• _DATA FOR REVIEW_:

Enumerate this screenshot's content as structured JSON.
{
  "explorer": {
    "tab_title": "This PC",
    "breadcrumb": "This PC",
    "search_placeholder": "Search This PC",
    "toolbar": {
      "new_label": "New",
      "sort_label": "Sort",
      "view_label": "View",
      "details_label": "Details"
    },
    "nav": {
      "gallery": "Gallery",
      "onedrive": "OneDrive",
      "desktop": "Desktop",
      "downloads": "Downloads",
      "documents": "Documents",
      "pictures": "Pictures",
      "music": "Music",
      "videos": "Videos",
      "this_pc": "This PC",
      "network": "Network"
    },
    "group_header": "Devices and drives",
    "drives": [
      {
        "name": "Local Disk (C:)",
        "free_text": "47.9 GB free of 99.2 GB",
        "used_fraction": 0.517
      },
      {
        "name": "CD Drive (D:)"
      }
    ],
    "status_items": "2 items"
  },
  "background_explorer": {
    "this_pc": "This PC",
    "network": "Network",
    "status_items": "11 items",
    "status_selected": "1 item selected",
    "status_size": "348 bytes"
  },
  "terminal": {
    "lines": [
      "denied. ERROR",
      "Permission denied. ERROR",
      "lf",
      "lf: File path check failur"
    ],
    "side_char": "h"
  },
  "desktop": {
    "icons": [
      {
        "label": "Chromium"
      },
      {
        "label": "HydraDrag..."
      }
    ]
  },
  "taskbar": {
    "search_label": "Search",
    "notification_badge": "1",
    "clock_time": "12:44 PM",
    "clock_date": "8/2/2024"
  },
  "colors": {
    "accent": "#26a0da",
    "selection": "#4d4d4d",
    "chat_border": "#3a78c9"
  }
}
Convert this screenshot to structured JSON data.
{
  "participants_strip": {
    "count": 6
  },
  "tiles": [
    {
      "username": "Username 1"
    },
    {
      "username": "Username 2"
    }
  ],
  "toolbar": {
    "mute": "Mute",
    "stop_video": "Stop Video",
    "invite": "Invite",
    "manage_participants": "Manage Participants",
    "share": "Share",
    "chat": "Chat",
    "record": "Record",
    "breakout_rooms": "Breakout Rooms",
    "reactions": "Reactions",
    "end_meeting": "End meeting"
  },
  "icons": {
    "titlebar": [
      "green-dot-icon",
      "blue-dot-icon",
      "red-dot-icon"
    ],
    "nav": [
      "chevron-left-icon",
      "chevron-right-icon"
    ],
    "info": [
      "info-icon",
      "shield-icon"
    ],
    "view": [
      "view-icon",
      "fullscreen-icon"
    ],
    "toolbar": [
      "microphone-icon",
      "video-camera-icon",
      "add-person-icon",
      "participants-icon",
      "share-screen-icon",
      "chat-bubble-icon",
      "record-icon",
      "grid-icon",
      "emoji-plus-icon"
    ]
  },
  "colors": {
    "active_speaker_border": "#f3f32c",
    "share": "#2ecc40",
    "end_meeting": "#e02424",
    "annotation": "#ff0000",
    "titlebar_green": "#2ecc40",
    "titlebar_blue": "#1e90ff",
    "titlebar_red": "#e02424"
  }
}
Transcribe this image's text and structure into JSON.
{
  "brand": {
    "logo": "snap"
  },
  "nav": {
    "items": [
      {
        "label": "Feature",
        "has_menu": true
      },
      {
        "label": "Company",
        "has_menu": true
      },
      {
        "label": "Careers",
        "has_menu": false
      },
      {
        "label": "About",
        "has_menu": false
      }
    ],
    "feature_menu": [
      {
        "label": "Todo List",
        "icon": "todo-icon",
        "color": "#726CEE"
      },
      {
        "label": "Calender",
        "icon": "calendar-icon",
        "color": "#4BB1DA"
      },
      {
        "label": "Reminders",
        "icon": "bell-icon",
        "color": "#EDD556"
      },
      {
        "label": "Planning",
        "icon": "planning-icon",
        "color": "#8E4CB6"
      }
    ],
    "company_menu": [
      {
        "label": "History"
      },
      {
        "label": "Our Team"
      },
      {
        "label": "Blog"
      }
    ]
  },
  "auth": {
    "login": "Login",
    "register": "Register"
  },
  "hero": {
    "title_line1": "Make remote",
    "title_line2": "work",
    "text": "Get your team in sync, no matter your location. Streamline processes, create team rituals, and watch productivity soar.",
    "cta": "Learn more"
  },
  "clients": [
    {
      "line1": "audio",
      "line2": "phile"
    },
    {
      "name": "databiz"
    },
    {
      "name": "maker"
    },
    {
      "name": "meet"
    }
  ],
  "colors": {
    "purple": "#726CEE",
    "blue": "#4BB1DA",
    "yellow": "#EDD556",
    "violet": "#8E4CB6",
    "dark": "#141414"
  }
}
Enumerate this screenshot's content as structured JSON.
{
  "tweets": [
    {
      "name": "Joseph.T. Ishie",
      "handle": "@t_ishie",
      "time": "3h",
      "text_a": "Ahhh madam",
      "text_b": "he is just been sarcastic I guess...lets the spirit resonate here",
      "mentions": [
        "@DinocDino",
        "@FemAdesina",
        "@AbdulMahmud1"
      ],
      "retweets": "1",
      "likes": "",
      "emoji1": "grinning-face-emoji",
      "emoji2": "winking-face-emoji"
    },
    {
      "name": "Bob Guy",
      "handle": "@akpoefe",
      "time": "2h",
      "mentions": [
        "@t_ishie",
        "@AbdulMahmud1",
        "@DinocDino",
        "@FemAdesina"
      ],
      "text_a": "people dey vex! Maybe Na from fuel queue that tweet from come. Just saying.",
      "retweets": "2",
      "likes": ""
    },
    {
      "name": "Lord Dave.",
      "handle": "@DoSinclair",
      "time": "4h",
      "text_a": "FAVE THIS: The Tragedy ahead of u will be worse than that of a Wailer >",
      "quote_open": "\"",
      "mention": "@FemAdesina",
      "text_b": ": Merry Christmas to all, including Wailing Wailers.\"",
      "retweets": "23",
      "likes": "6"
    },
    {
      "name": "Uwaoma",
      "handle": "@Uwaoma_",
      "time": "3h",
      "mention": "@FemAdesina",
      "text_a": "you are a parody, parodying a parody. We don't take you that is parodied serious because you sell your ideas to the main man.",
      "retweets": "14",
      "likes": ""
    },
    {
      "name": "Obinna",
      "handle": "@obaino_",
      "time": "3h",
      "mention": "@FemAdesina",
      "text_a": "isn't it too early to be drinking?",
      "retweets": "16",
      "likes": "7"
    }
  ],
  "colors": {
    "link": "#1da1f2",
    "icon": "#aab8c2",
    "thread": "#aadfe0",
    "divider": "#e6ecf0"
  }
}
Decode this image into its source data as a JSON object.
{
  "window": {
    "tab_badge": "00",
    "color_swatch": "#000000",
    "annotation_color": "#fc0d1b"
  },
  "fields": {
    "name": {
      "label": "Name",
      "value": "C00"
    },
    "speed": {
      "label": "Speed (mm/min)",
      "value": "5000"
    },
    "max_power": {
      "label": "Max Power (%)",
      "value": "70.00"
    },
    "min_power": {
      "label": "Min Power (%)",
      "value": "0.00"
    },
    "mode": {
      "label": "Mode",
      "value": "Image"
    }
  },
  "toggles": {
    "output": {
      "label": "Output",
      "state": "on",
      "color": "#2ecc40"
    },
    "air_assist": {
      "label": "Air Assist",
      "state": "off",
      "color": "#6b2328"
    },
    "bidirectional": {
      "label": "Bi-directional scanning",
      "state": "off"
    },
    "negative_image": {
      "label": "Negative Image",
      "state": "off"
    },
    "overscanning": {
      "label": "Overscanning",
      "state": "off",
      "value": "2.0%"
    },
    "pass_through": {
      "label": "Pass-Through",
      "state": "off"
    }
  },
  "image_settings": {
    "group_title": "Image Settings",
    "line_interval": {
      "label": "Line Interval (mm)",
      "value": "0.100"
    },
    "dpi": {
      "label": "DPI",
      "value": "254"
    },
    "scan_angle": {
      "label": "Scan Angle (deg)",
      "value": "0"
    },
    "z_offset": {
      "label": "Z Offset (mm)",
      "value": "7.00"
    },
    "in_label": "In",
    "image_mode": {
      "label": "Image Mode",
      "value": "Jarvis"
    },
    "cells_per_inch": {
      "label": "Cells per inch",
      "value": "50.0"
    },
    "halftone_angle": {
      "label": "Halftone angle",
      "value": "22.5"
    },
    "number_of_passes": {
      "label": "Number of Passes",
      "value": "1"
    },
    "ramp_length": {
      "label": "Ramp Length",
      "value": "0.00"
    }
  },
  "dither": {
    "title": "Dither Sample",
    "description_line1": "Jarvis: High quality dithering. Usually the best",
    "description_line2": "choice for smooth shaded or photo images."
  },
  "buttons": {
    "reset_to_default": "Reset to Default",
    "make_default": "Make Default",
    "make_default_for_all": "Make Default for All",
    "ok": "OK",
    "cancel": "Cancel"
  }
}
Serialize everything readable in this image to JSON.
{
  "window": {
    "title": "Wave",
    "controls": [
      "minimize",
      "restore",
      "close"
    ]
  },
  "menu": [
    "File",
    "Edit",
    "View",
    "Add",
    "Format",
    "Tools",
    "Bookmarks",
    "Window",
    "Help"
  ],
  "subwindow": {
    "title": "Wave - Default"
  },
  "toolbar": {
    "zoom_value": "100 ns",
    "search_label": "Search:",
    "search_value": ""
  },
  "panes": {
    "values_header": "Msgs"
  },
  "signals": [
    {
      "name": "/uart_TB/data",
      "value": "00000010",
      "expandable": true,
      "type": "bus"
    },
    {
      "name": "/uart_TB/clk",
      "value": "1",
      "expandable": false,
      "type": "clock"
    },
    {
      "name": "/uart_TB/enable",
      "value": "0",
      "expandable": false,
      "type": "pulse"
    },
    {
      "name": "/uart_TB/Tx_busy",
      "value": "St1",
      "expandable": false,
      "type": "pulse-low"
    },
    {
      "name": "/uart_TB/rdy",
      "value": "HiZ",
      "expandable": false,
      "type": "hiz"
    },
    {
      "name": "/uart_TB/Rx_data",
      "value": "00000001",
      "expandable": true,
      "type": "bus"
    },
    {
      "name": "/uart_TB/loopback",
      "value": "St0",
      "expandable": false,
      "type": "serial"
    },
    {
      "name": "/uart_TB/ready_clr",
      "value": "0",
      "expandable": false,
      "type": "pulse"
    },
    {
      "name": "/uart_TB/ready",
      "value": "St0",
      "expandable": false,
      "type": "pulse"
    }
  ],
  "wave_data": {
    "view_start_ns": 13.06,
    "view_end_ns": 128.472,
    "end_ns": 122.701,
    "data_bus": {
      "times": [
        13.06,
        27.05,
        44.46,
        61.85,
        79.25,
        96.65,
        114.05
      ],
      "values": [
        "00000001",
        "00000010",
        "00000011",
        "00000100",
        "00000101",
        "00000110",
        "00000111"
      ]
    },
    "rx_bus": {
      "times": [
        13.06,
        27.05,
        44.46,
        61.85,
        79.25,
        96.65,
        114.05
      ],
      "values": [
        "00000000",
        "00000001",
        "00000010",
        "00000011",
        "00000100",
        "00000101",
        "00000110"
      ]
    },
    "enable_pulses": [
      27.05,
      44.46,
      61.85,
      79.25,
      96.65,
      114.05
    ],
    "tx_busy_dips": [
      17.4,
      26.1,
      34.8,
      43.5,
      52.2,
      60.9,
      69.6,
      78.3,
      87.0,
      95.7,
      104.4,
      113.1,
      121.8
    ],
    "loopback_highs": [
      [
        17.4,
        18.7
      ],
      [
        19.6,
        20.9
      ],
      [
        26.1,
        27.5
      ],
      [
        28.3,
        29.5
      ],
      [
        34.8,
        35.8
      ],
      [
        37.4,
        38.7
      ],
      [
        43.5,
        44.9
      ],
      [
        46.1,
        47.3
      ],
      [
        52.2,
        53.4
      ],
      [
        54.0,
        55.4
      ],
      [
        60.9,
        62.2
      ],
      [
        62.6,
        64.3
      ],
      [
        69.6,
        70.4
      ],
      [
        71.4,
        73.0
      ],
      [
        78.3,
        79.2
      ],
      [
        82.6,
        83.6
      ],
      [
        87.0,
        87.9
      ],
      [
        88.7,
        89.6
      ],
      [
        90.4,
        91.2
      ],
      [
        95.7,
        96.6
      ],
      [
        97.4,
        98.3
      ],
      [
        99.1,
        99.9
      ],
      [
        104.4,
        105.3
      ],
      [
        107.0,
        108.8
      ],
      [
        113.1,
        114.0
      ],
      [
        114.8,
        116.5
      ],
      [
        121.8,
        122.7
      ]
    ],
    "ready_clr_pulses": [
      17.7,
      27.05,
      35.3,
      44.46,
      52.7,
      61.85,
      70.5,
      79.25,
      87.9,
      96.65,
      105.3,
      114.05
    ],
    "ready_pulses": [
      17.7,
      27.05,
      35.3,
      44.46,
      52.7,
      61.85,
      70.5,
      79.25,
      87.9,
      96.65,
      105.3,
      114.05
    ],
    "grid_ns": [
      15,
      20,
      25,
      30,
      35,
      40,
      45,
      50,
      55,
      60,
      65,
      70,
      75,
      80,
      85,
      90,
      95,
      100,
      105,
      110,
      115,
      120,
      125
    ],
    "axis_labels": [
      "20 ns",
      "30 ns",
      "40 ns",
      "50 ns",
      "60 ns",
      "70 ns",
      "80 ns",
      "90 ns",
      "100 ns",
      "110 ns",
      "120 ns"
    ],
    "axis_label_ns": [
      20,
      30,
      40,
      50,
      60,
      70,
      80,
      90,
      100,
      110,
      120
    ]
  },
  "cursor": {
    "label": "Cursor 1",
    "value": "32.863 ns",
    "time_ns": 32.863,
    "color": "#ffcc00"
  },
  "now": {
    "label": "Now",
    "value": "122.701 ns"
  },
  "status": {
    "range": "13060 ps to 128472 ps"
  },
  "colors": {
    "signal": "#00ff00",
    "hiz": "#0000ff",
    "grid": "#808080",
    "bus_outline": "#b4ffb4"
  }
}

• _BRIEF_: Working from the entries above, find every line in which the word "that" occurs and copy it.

• _RESULT FOR THIS EXERCISE_:
      "text_a": "people dey vex! Maybe Na from fuel queue that tweet from come. Just saying.",
      "text_a": "FAVE THIS: The Tragedy ahead of u will be worse than that of a Wailer >",
      "text_a": "you are a parody, parodying a parody. We don't take you that is parodied serious because you sell your ideas to the main man.",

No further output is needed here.